◆ **EXERCISE DIRECTIONS**: Please copy each line from the entries that contains the string "data".

------ LISTED ENTRIES

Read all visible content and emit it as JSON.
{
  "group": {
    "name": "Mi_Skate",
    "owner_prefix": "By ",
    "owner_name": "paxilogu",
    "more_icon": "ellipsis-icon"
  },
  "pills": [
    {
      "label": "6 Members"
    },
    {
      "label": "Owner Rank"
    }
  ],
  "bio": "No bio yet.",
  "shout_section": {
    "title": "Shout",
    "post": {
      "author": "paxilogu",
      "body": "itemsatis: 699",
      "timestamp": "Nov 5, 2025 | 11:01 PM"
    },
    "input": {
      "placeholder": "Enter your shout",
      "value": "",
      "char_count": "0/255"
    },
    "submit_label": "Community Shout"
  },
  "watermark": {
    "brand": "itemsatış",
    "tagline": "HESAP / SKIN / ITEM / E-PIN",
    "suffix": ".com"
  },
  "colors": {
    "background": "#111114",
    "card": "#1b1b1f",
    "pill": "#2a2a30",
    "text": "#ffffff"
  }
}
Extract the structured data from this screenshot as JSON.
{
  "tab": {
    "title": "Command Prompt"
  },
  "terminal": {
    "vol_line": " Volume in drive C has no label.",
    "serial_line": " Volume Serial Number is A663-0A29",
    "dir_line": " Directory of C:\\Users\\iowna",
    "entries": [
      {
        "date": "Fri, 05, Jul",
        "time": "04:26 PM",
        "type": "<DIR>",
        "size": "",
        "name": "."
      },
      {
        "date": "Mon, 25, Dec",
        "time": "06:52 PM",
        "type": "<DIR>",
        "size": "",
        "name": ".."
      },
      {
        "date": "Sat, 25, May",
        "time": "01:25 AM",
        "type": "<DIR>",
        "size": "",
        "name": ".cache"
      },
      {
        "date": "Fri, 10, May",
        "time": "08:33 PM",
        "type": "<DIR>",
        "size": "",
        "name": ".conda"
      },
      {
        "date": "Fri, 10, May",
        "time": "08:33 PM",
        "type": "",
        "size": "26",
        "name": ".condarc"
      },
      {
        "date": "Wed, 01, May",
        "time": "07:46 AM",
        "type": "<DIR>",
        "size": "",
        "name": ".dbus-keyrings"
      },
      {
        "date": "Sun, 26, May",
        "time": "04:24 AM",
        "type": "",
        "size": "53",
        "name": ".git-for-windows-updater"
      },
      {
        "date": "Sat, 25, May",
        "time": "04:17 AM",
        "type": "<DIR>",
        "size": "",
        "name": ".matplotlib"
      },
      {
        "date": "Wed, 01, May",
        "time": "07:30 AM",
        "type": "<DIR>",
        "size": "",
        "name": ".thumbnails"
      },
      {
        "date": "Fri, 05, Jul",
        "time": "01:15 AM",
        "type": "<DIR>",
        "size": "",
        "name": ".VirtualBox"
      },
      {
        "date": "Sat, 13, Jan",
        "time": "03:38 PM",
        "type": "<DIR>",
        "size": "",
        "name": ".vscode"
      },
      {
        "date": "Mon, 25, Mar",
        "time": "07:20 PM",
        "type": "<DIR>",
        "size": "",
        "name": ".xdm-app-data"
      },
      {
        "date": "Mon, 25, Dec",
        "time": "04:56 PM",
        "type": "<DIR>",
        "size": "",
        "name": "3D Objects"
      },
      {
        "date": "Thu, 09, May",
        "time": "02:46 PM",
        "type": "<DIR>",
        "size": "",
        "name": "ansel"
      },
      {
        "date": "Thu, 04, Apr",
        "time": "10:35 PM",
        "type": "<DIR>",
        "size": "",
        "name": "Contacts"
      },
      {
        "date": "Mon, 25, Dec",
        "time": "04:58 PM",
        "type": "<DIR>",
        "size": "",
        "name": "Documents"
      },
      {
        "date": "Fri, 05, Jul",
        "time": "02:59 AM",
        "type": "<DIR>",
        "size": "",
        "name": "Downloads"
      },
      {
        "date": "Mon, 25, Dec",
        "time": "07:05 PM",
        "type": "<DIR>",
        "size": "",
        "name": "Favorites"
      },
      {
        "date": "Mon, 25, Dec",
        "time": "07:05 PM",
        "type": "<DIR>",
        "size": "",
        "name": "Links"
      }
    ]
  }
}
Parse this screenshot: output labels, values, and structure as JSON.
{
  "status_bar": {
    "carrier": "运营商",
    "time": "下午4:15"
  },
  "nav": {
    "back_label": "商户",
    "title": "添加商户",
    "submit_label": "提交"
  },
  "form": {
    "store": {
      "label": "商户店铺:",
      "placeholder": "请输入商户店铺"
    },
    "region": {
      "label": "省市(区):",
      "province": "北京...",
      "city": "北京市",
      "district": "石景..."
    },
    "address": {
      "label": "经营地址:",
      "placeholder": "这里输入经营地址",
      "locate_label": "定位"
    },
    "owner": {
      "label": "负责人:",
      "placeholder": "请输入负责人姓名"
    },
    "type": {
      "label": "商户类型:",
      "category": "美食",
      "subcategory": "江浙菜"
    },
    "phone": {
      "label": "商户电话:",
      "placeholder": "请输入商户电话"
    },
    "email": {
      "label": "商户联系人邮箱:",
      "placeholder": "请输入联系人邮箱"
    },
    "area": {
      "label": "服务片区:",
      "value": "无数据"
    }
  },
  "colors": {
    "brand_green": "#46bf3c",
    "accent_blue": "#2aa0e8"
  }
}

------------

◆ **FINISHED EXERCISE**:
Extract the structured data from this screenshot as JSON.
        "name": ".xdm-app-data"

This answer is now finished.